→ **What you will do**
Check every line of the data below for the word "name". Copy the ones that have it.

→ **Exercise material**

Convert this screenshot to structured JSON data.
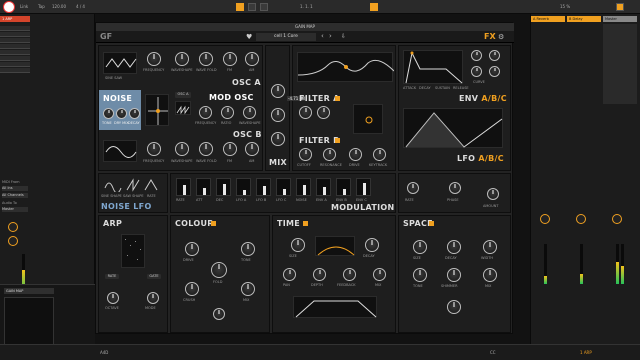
{
  "daw": {
    "transport": {
      "tempo": "120.00",
      "time_sig": "4 / 4",
      "position": "1. 1. 1",
      "cpu": "15 %",
      "key_label": "Tap",
      "link_label": "Link"
    },
    "left_track": {
      "name": "1 ARP",
      "io_label": "MIDI From",
      "io_source": "All Ins",
      "io_channel": "All Channels",
      "audio_to": "Audio To",
      "master": "Master"
    },
    "right_tracks": [
      {
        "name": "A Reverb",
        "color": "#f0a020"
      },
      {
        "name": "B Delay",
        "color": "#f0a020"
      },
      {
        "name": "Master",
        "color": "#888888"
      }
    ],
    "bottom": {
      "track": "1 ARP",
      "value": "1 ARP"
    }
  },
  "plugin": {
    "title": "GAIN MAP",
    "logo": "GF",
    "preset": "cell 1 Core",
    "fx_label": "FX",
    "sections": {
      "osc_a": "OSC A",
      "osc_b": "OSC B",
      "noise": "NOISE",
      "mod_osc": "MOD OSC",
      "mix": "MIX",
      "filter_a": "FILTER A",
      "filter_b": "FILTER B",
      "env": "ENV",
      "env_abc": "A/B/C",
      "lfo": "LFO",
      "lfo_abc": "A/B/C",
      "noise_lfo": "NOISE LFO",
      "modulation": "MODULATION",
      "arp": "ARP",
      "colour": "COLOUR",
      "time": "TIME",
      "space": "SPACE"
    },
    "osc_a_knobs": [
      "SINE SAW",
      "FREQUENCY",
      "WAVESHAPE",
      "WAVE FOLD",
      "FM",
      "AM"
    ],
    "osc_b_knobs": [
      "FREQUENCY",
      "WAVESHAPE",
      "WAVE FOLD",
      "FM",
      "AM"
    ],
    "mod_osc_knobs": [
      "FREQUENCY",
      "RATIO",
      "WAVESHAPE"
    ],
    "noise_knobs": [
      "TONE",
      "DRY MIX",
      "DECAY"
    ],
    "mix_value": "-4.71 dB",
    "filter_knobs": [
      "CUTOFF",
      "RESONANCE",
      "DRIVE",
      "KEYTRACK"
    ],
    "env_knobs": [
      "ATTACK",
      "DECAY",
      "SUSTAIN",
      "RELEASE",
      "CURVE"
    ],
    "lfo_knobs": [
      "RATE",
      "PHASE",
      "AMOUNT"
    ],
    "noise_lfo_knobs": [
      "SINE SHAPE",
      "SAW SHAPE",
      "RATE"
    ],
    "mod_steps": [
      "RATE",
      "ATT",
      "DEC",
      "LFO A",
      "LFO B",
      "LFO C",
      "NOISE",
      "ENV A",
      "ENV B",
      "ENV C"
    ],
    "mod_levels": [
      60,
      45,
      70,
      30,
      55,
      40,
      65,
      50,
      35,
      75
    ],
    "arp_knobs": [
      "RATE",
      "GATE",
      "OCTAVE",
      "MODE"
    ],
    "colour_knobs": [
      "DRIVE",
      "TONE",
      "FOLD",
      "CRUSH",
      "MIX"
    ],
    "time_knobs": [
      "SIZE",
      "DECAY",
      "PAN",
      "DEPTH",
      "FEEDBACK",
      "MIX"
    ],
    "space_knobs": [
      "SIZE",
      "DECAY",
      "WIDTH",
      "TONE",
      "SHIMMER",
      "MIX"
    ],
    "status_left": "A4D",
    "status_right": "CC"
  }
}
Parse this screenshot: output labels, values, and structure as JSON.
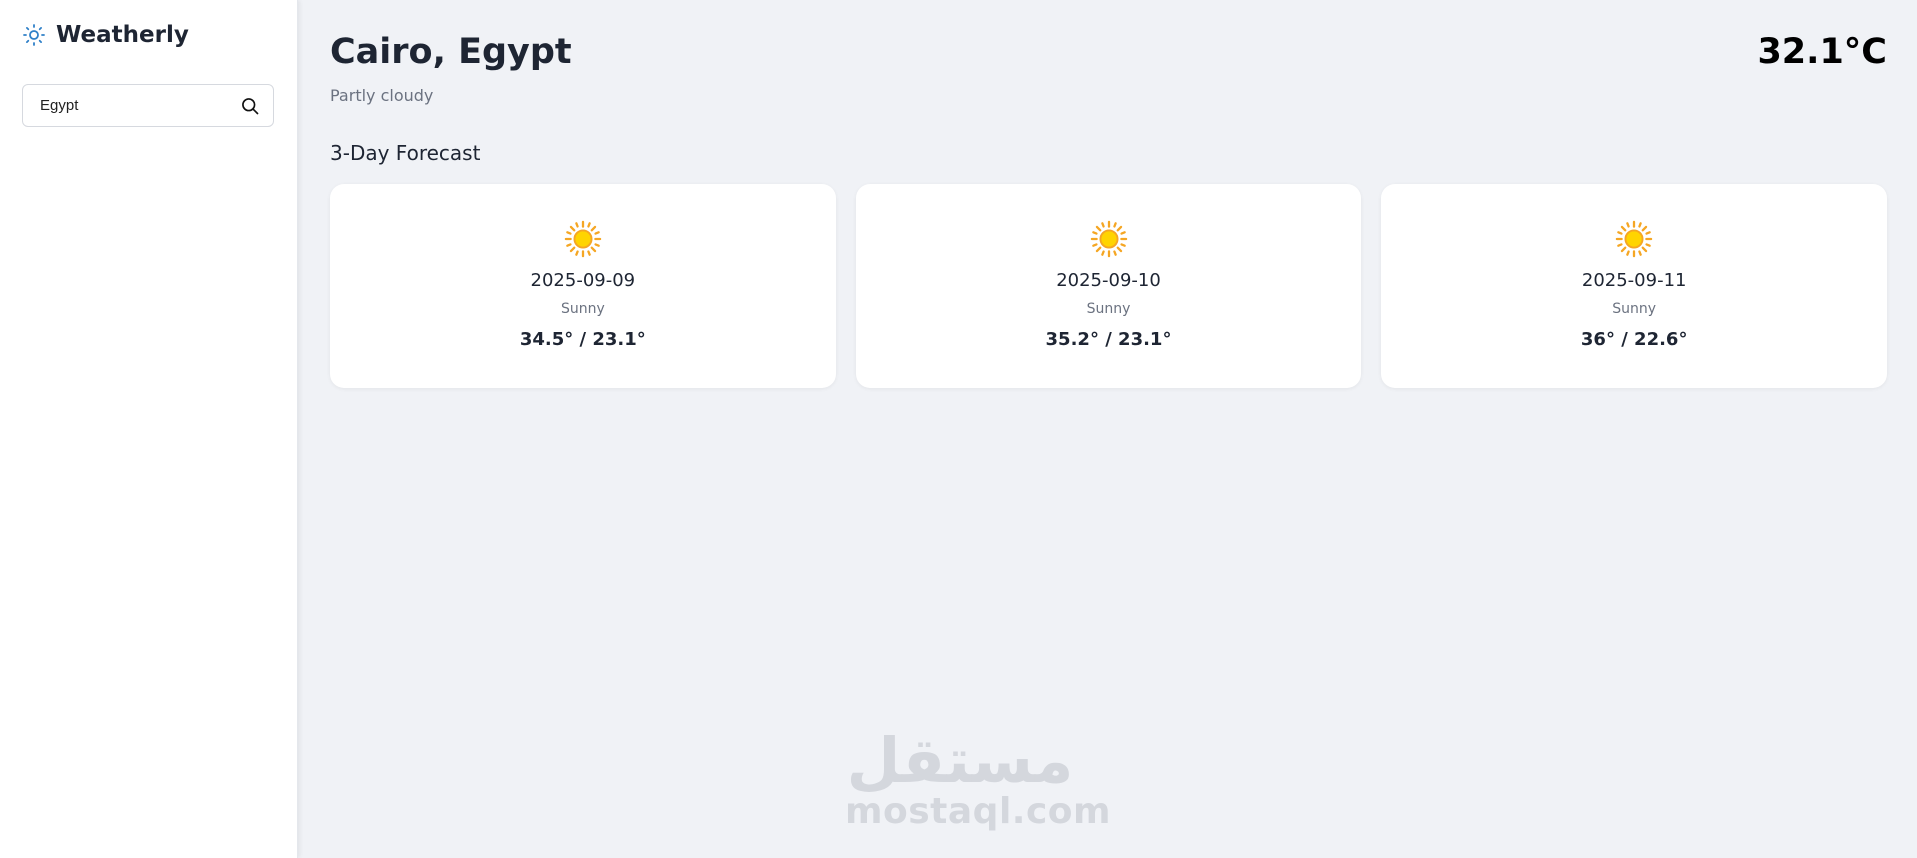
{
  "app": {
    "name": "Weatherly",
    "logo_icon": "sun-outline-icon",
    "accent_color": "#2f80c8"
  },
  "search": {
    "value": "Egypt",
    "icon": "search-icon"
  },
  "current": {
    "location": "Cairo, Egypt",
    "condition": "Partly cloudy",
    "temperature": "32.1°C"
  },
  "forecast": {
    "heading": "3-Day Forecast",
    "days": [
      {
        "date": "2025-09-09",
        "condition": "Sunny",
        "temps": "34.5° / 23.1°",
        "icon": "sun-icon"
      },
      {
        "date": "2025-09-10",
        "condition": "Sunny",
        "temps": "35.2° / 23.1°",
        "icon": "sun-icon"
      },
      {
        "date": "2025-09-11",
        "condition": "Sunny",
        "temps": "36° / 22.6°",
        "icon": "sun-icon"
      }
    ]
  },
  "watermark": {
    "arabic": "مستقل",
    "latin": "mostaql.com"
  }
}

→ **Solution to the problem**
      "name": "1 ARP",
        "name": "A Reverb",
        "name": "B Delay",
        "name": "Master",
    "name": "Weatherly",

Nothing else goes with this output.